You haven’t even gotten to the Internet. By the time you were telling about the Internet, they’d be showing you the door. It’s just too much science fiction.
Scenarios have to be plausible, but reality is under no such constraints.
1) Guardian visualizes world population growth estimates from UN. Nice comparison of similar countries, but results for Africa don’t look right 314 million people in Tanzania in 2100? 140 million people in Niger in 2100? A ten fold increase in its current population density?
2) From BBC – how much has the world population grown since your birth? Since mine, its doubled.
3) National Geographic on 7 Billion
4) and from Nature news
Because high fertility is linked with poverty, the big worry globally is the 3.4 billion people who survive on less than US$2 per day, says Joel Cohen, who heads the Laboratory of Populations at the Rockefeller University in New York. The average number of children per woman in the least developed countries is 4.5, compared with 1.7 for developed countries, Cohen says, and this means that most of the additions to the global count are born where there is little access to energy and education, further fuelling the population steamroller. This reality underscores the importance of international development efforts: small increases in wealth and education can lower fertility and dramatically ease the burden of population growth decades down the road.
5) And population data from the UN Population Divsion.
It is great to see resilience thinking spreading.
The video fits well with the Transition Town movement, but recognizes that resilience has two faces both persistence and transformation.

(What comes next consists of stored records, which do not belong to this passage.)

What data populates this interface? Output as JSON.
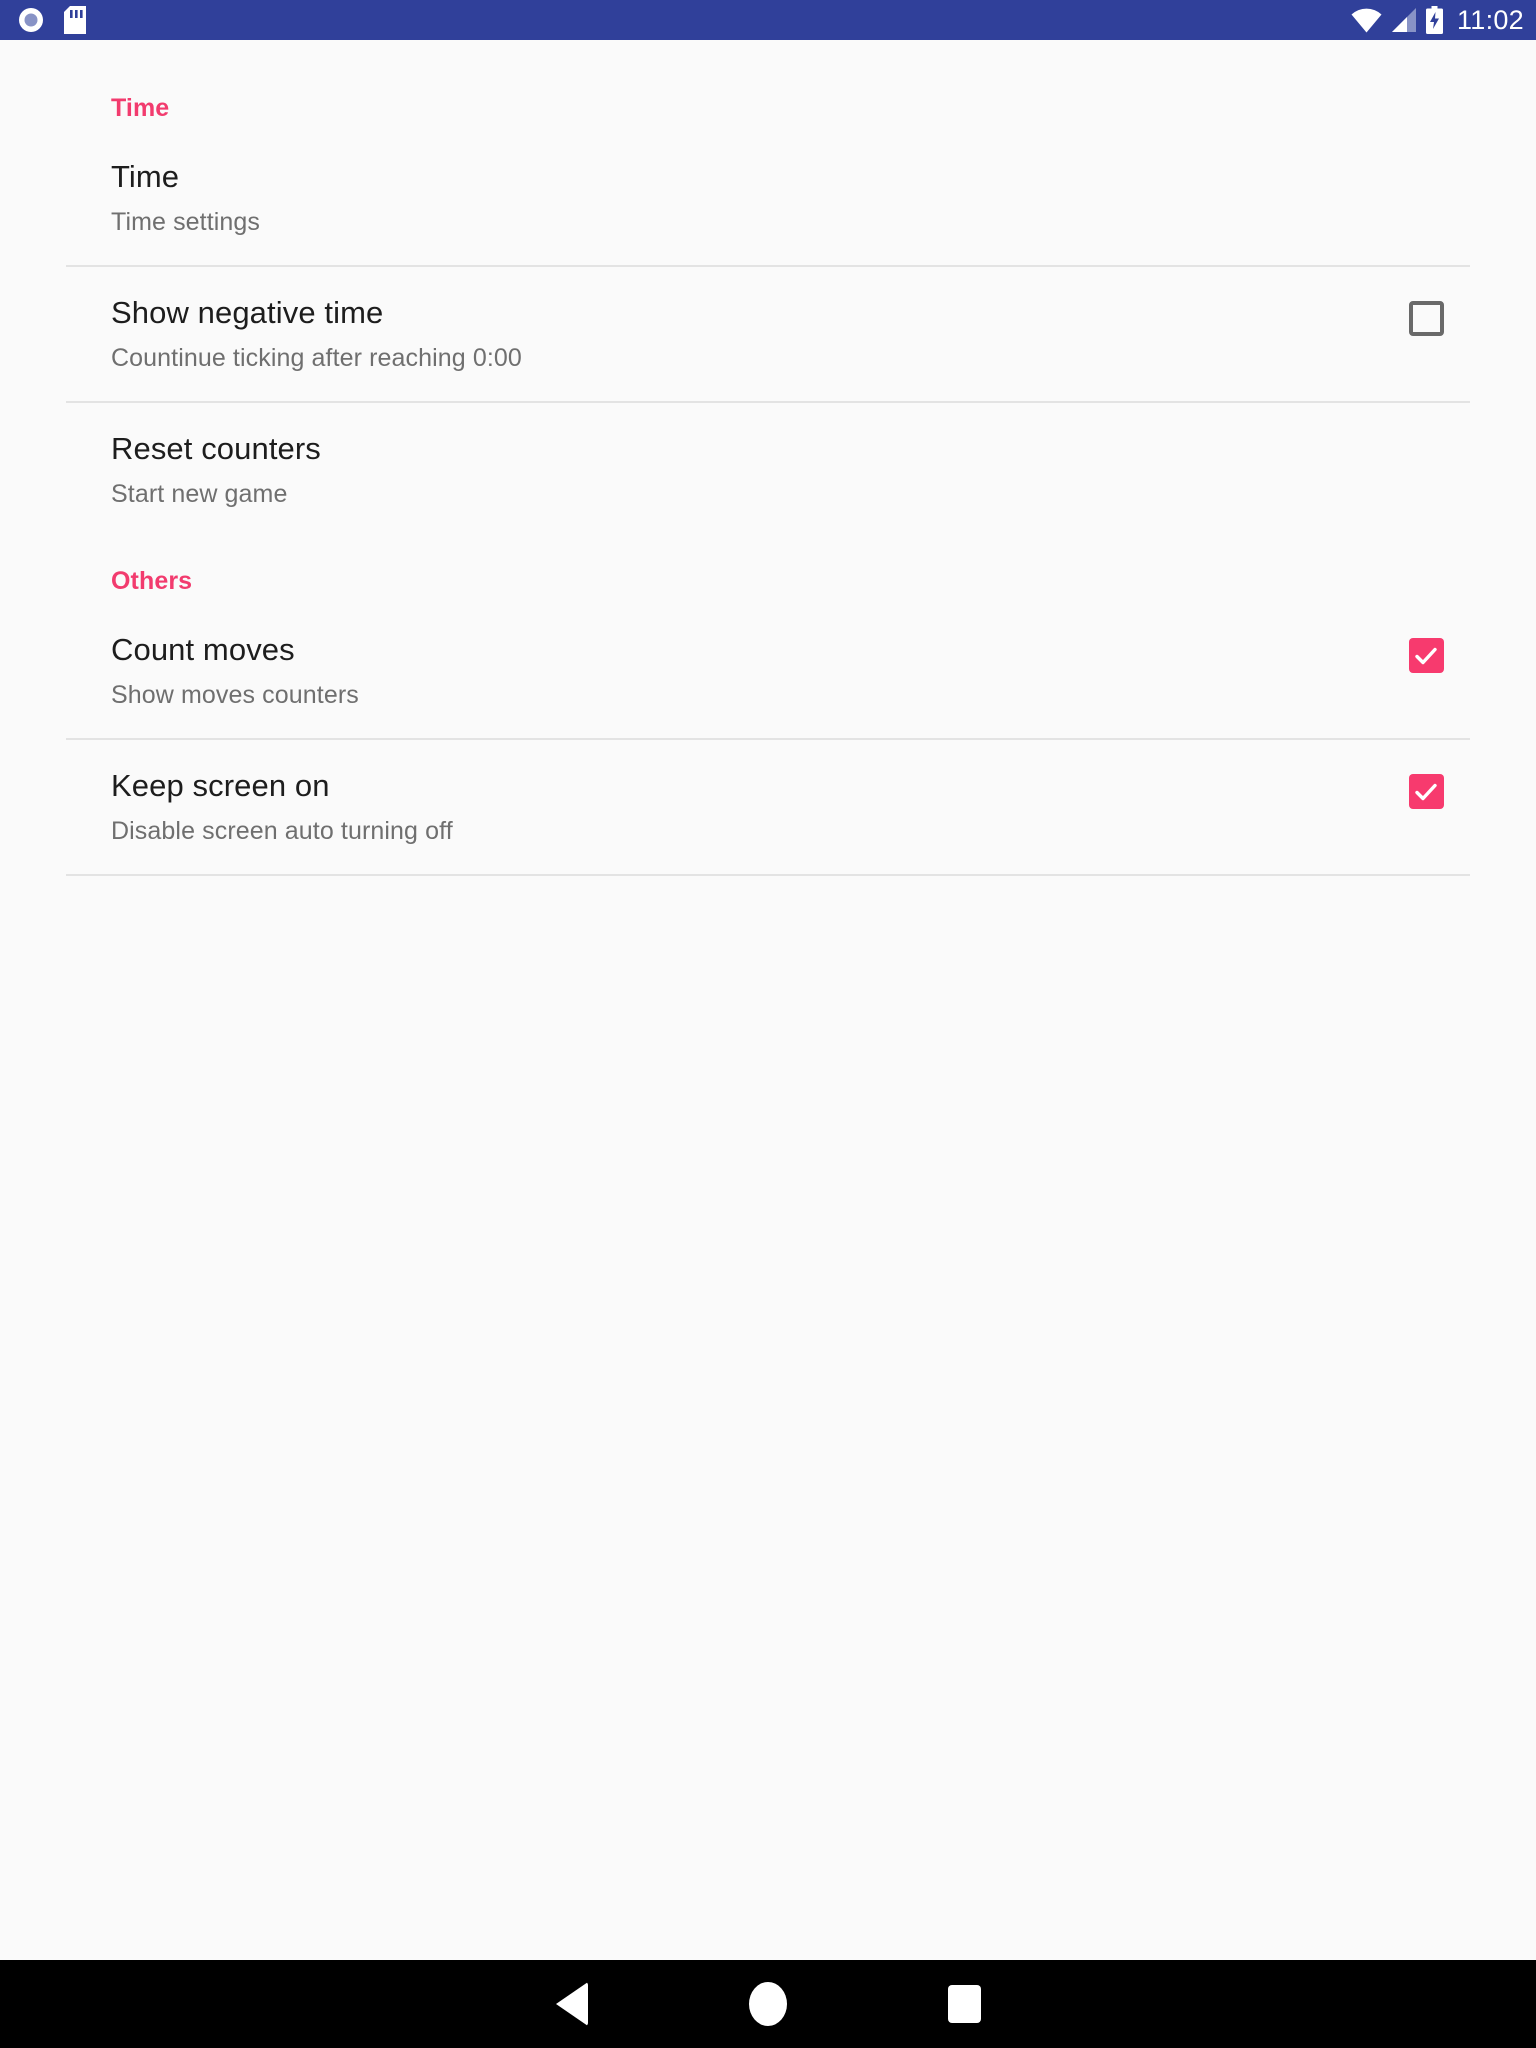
{
  "status_bar": {
    "background_color": "#30409a",
    "left_icons": [
      {
        "name": "screen-record-icon",
        "glyph": "circle"
      },
      {
        "name": "sd-card-icon",
        "glyph": "sd-card"
      }
    ],
    "right_icons": [
      {
        "name": "wifi-icon",
        "glyph": "wifi"
      },
      {
        "name": "cellular-signal-icon",
        "glyph": "signal"
      },
      {
        "name": "battery-charging-icon",
        "glyph": "battery-bolt"
      }
    ],
    "clock": "11:02"
  },
  "settings": {
    "accent_color": "#f23b6e",
    "sections": [
      {
        "header": "Time",
        "items": [
          {
            "title": "Time",
            "summary": "Time settings",
            "widget": "none",
            "checked": false
          },
          {
            "title": "Show negative time",
            "summary": "Countinue ticking after reaching 0:00",
            "widget": "checkbox",
            "checked": false
          },
          {
            "title": "Reset counters",
            "summary": "Start new game",
            "widget": "none",
            "checked": false
          }
        ]
      },
      {
        "header": "Others",
        "items": [
          {
            "title": "Count moves",
            "summary": "Show moves counters",
            "widget": "checkbox",
            "checked": true
          },
          {
            "title": "Keep screen on",
            "summary": "Disable screen auto turning off",
            "widget": "checkbox",
            "checked": true
          }
        ]
      }
    ]
  },
  "nav_bar": {
    "background_color": "#000000",
    "buttons": [
      {
        "name": "nav-back-button",
        "label": "Back"
      },
      {
        "name": "nav-home-button",
        "label": "Home"
      },
      {
        "name": "nav-recents-button",
        "label": "Recents"
      }
    ]
  }
}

The video is promoting a report – Carnegie Trust’s Exploring Community Resilience which can be downloaded (pdf). The report is built on a wide variety of approaches to resilience but recognizes the influential work of Buzz Holling and the Resilience Alliance.